To gather up a little what has been under review, we have here “the Son of man,” One who is really partaker of flesh and blood, a Man conversing with the men who had followed Him across the lake—we have this Son of man, the Sealed One of God the Father. He is the Sent One too, and the first thing for any one who would please God is to believe on Him whom He hath sent. He has, moreover, meat or food to give, which endures to everlasting life. In the conversation with the parties just adverted to, the mystery of His presence here is declared, and many of the moral traits of that life of which He is the full expression, and which He was here to communicate, are either stated in words, or come out in practical display. He was from heaven, the incarnate One. He was the Father's gift, a character in which He delights in this Gospel to speak of Himself. He was the true bread—the real and only nourishment for divine life in man, had it only been there.
What perfect adaptation to man's need is this bread from heaven. He who is that bread gives life, moreover, as well as sustains it where it is. But where is it, alas! save as sovereignly bestowed, when all would equally have treated it with disdain. They had seen Him and had not believed. There is the heartiest welcome, an open door, none refused; he who comes is no more to hunger, he who believes is no more to thirst; but the Savior has to take refuge from universal rejection by mankind in the certainty that all would come to Him who were given to Him of the Father. The outflow of His own love in receiving all such, and casting none out who come, is thus seen as the perfection of obedience to His Father, whose will, not His own, He had come from heaven to do. How the heart bows in contemplation of such obedience! He who could speak of raising up His people at the last day as though it were as easy and simple an act of obedience as any that He performed while here, speaks of Himself as having it in charge not to stop short of this. “This is the Father's will... that of all which he hath given me I should lose nothing, but should raise it up again at the last day.”
Blessed Jesus, how safe, to be confided thus to Thee! But more than this, this safety appertains to all who see Him and believe on Him, “the last Adam, a quickening Spirit.” Though it may be of His resurrection-place that this is spoken, such is the fullness of life in His person that the eye that rests on Him receives, with the beams of His countenance, that life which these beams impart. To believe on Him is to have everlasting life. The drawings of the Father, His secret teachings, secure that they shall come to Him who are the gift to Him of the Father's love. The Father Himself, undisclosed save to the Son ("He who is of God"), draws to the Son by that sense of need which is met by Him alone. He is the bread of life—not a perishable life like that of which even the manna in the desert was the food—but everlasting life.

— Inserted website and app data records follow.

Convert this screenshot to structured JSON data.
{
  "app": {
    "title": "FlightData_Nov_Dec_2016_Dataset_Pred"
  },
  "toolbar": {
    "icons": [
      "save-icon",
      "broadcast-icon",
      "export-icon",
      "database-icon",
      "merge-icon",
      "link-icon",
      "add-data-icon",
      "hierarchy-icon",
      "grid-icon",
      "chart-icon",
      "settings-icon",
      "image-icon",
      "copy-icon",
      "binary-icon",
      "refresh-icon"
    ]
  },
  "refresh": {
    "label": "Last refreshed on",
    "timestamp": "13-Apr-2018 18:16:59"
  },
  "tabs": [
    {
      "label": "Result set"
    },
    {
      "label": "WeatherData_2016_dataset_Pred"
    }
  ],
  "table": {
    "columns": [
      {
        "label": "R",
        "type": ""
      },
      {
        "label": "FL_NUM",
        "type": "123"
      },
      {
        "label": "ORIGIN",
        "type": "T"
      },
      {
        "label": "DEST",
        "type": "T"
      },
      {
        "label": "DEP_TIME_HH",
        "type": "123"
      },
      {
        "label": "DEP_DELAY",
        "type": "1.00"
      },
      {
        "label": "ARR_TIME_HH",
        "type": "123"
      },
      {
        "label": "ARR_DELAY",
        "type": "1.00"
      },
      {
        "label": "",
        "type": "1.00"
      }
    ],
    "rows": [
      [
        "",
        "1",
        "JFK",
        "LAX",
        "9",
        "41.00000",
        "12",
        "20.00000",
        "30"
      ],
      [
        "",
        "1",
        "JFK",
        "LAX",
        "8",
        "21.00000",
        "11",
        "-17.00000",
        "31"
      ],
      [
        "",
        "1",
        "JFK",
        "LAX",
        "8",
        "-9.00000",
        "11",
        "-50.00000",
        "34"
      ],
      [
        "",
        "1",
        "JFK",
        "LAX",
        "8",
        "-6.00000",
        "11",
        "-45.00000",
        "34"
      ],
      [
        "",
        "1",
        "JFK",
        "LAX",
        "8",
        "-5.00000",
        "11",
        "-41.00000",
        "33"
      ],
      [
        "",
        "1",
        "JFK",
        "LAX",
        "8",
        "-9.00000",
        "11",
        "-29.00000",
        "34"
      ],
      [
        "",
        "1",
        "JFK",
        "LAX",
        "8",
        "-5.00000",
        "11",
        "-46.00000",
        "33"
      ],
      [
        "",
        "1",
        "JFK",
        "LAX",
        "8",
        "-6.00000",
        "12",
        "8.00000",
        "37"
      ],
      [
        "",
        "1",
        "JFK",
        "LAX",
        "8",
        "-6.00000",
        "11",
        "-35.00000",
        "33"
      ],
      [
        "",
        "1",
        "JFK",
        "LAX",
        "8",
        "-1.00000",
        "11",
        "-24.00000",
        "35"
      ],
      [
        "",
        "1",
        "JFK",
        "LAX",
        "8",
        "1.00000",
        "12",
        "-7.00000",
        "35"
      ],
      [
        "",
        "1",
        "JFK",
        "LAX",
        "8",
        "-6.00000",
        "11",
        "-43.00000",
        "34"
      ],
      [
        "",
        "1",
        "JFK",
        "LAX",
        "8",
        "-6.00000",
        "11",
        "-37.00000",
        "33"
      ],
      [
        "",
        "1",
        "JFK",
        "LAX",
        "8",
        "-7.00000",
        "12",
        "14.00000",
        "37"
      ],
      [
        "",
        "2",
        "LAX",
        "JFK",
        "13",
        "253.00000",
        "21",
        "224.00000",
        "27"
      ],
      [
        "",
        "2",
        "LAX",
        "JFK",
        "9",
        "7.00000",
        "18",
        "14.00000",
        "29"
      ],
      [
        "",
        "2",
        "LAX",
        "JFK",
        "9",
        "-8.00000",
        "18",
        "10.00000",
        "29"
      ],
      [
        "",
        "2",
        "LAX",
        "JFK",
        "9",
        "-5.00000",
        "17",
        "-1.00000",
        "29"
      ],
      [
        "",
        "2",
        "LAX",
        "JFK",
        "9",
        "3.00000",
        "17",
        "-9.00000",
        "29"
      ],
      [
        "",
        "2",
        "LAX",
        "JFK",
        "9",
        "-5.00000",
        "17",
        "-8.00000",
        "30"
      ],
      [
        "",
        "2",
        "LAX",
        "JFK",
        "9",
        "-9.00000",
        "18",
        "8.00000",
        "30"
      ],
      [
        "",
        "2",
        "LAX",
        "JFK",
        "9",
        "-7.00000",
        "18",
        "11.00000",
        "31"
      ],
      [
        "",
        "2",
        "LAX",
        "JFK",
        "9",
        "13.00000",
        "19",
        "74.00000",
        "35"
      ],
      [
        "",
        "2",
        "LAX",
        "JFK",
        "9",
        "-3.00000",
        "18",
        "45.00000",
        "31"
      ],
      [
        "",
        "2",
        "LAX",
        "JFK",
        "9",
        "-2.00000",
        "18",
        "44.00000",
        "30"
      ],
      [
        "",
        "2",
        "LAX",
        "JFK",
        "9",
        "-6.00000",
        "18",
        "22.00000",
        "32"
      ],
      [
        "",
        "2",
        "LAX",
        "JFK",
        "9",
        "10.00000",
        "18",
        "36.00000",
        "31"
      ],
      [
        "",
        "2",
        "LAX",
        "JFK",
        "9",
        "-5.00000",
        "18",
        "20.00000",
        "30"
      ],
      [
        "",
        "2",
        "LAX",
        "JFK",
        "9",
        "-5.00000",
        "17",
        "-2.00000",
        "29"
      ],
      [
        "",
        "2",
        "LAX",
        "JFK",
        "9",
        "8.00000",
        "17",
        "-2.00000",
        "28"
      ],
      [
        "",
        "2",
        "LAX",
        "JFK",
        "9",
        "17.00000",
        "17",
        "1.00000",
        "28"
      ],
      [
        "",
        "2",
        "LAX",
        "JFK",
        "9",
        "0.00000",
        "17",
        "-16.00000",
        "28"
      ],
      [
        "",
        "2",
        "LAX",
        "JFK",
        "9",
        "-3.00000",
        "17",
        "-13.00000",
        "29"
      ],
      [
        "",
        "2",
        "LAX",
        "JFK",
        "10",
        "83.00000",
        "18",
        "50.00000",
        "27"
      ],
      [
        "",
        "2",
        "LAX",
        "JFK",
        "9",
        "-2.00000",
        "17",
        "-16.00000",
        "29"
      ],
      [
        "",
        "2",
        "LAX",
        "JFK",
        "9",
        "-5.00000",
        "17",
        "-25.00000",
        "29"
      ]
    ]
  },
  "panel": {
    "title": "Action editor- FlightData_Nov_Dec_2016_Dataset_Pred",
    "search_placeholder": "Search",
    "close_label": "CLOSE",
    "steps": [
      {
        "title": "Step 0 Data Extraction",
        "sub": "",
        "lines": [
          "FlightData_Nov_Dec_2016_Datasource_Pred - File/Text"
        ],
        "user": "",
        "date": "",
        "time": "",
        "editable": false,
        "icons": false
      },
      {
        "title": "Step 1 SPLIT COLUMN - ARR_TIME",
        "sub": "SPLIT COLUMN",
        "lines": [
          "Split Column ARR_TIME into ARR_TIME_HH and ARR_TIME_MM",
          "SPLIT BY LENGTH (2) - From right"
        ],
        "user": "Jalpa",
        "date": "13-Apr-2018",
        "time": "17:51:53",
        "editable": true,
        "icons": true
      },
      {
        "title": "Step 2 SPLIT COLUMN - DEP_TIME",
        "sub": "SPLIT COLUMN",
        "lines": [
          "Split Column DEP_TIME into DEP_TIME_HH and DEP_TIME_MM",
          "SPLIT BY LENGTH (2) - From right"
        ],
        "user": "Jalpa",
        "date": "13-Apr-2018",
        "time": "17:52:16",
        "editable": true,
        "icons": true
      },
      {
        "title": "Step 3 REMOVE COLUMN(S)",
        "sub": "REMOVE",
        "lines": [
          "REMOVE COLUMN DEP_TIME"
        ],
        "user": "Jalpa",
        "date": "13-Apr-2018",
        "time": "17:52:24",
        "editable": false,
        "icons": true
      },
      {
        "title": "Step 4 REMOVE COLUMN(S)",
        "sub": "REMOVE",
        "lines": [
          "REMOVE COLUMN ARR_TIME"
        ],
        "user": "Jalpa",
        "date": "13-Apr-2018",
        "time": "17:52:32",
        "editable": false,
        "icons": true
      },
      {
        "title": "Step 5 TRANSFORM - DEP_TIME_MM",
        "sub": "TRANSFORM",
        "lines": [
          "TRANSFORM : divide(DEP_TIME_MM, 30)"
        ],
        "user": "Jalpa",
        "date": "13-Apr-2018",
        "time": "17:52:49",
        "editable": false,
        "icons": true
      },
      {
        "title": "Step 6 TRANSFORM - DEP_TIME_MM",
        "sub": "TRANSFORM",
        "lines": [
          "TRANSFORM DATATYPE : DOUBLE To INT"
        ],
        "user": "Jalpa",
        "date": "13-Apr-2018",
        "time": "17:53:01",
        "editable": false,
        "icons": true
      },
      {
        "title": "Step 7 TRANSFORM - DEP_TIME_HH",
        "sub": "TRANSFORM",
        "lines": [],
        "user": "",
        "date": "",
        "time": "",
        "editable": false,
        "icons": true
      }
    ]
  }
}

What unfathomable wonders these few verses disclose! The infinite grace displayed in the fact of the incarnation—how little is it pondered by our careless, frivolous hearts! And then the perfectness of this blessed One in the place of humiliation to which He had stooped—the absoluteness of His obedience, and the delicacy of His self-hiding, self-consuming service! To these Jews He had to speak of Himself, for they challenged His claims, and invidiously compared Him with Moses, and His miracle with that of the manna. He answers as feeling the reflection on His Father, not on Himself. “Moses gave you not that bread from heaven; but my Father giveth you the true bread from heaven.” Blessed Savior! grant us daily and hourly to feed by faith on Thyself in all the perfectness in which Thou wast displayed to the eye of God while sojourning in this vale of tears.
[W. T.]
(To be continued)